[I]t can safely be said that Glasforms terminated all orders of CTG glass in December 2004. It is also apparent that Taishan knew it might have problems with its product when it made its seventeen point report in 2005 as suggested on September 6, 2005, by Calvin Li, CTG's CEO, when he stated in a letter that: “Your report and our technical findings does confirm an isolated case of graphite contamination.” Pfaff Decl., Ex. G. This date could signal “probable litigation.” Upon receipt of this letter, Glasforms would not be expected to send immediately a threatening letter indicating a lawsuit was imminent when first being apprised of the possible source of the problem. At the same time, the party making such a claim arguably should know a dispute is looming.
Slip Opinion at 7.
The court was particularly troubled by the discrepancy between Taishan’s retention obligations pursuant to its policy and what was preserved here. Finally, the court was unable to discern the parameters of what was actually lost.
Accordingly, the court wanted more information and posed eight specific questions it wants addressed by the parties:
- Why was the document destruction policy not followed?
- Who was responsible for not following the document destruction policy?
- When were the items identified above destroyed, and when were they supposed to be destroyed under the document destruction policy?
- When did Taishan and CTG select their counsel for events relating to this litigation?
- What further facts and dates can be added to the general timeline noted above based on evidence submitted after this Court's August 25, 2008 Order? Such evidence would come from, but is not limited to, documents that were found, lost/destroyed documents that were found, and the new Rule 30(b)(6) deposition(s).
- Explain why should the letter from Calvin Li, in which he admitted graphite contamination, should/should not be the date of “anticipated litigation” for purposes of determining sanctions.
- Explain why the seventeen point report should/should not be the date of “anticipated litigation” for purposes of determining sanctions.
- How does the destroyed/lost evidence relate to the party's respective claim or defense?
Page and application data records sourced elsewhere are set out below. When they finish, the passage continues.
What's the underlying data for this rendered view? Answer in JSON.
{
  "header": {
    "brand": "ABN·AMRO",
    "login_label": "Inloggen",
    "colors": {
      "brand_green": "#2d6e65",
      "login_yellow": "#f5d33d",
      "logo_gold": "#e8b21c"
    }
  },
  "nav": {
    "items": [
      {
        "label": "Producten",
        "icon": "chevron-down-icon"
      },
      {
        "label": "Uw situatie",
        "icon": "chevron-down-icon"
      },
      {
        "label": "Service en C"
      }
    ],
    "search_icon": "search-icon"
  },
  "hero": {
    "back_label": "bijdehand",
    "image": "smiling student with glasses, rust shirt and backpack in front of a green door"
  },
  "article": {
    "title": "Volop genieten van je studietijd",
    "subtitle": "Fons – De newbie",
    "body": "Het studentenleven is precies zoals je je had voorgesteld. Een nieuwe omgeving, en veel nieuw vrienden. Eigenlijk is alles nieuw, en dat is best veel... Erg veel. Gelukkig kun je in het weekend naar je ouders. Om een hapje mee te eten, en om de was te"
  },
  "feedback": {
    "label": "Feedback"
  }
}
The court requested additional briefing on (1) what was destroyed; (2) when it was destroyed; and (3) when Taishan could have reasonably anticipated litigation, as well as the eight questions.